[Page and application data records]
^^^^^^^^
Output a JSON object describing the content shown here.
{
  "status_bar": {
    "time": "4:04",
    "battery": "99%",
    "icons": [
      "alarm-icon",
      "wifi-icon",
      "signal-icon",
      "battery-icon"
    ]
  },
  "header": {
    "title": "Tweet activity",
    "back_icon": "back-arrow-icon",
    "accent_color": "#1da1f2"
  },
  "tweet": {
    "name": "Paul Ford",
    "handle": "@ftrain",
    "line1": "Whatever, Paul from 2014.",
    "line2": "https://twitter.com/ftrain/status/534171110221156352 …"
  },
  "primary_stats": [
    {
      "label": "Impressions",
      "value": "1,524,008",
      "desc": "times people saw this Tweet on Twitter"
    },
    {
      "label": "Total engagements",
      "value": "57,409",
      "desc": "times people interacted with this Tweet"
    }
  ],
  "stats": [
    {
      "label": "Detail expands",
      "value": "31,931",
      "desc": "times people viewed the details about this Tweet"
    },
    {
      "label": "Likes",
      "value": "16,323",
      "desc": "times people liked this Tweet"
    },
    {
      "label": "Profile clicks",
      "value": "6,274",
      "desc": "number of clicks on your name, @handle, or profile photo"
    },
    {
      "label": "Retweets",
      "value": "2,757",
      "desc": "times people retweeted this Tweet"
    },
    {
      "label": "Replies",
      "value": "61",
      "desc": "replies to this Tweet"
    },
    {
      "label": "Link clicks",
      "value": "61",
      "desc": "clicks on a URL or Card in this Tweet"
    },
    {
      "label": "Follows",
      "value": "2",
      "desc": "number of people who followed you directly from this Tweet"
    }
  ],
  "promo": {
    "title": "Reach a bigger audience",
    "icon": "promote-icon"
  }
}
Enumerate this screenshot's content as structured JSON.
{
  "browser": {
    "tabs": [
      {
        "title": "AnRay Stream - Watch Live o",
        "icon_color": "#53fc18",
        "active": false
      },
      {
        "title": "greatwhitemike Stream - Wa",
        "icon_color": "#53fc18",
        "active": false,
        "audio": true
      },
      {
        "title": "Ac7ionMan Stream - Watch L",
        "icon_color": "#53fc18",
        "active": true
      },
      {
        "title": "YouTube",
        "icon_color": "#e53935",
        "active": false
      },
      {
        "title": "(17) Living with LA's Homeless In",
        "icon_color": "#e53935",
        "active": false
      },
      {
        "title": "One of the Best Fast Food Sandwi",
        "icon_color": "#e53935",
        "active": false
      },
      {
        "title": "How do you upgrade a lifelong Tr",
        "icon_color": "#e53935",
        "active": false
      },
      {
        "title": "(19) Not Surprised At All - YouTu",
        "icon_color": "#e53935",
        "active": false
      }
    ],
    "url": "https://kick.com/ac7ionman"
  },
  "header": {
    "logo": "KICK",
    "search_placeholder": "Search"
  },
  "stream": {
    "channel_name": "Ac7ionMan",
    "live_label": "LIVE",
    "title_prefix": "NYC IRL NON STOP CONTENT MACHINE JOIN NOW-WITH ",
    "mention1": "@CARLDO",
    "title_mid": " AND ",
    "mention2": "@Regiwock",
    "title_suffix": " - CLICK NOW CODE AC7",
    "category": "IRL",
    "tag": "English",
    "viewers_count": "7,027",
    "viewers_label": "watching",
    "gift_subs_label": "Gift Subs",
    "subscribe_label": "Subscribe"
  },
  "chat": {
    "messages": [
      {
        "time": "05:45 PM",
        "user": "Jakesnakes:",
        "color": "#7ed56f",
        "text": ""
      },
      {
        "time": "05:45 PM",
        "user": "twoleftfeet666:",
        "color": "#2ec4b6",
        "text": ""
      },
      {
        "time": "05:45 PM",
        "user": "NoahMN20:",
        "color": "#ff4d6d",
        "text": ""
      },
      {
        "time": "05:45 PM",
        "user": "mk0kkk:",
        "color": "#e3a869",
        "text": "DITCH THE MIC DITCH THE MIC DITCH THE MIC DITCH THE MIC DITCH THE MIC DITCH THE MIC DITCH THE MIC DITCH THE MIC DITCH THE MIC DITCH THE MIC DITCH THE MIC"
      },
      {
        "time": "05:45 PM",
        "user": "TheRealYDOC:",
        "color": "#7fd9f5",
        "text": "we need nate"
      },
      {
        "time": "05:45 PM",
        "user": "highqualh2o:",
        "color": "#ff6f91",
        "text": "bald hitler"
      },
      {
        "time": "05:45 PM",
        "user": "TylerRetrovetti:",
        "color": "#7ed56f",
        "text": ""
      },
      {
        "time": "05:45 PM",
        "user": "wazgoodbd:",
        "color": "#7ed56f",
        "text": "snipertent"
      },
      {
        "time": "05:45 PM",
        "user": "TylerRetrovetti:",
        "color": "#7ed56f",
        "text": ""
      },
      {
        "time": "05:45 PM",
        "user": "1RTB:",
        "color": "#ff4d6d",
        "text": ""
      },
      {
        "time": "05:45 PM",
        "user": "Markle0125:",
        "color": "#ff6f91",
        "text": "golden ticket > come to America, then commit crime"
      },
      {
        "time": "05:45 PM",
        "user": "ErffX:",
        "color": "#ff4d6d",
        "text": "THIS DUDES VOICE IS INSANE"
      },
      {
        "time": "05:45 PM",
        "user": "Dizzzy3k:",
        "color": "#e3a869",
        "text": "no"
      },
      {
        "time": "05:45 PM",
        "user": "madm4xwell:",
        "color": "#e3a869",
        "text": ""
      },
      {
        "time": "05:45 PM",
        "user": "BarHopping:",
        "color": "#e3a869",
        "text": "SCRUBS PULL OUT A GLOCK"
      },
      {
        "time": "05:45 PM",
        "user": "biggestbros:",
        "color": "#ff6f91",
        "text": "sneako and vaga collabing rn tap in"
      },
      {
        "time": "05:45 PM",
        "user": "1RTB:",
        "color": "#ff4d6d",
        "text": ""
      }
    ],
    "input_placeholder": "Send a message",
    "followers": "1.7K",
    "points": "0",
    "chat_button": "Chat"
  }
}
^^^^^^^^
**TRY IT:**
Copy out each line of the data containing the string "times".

**SOLUTION TO THIS EXERCISE:**
      "desc": "times people saw this Tweet on Twitter"
      "desc": "times people interacted with this Tweet"
      "desc": "times people viewed the details about this Tweet"
      "desc": "times people liked this Tweet"
      "desc": "times people retweeted this Tweet"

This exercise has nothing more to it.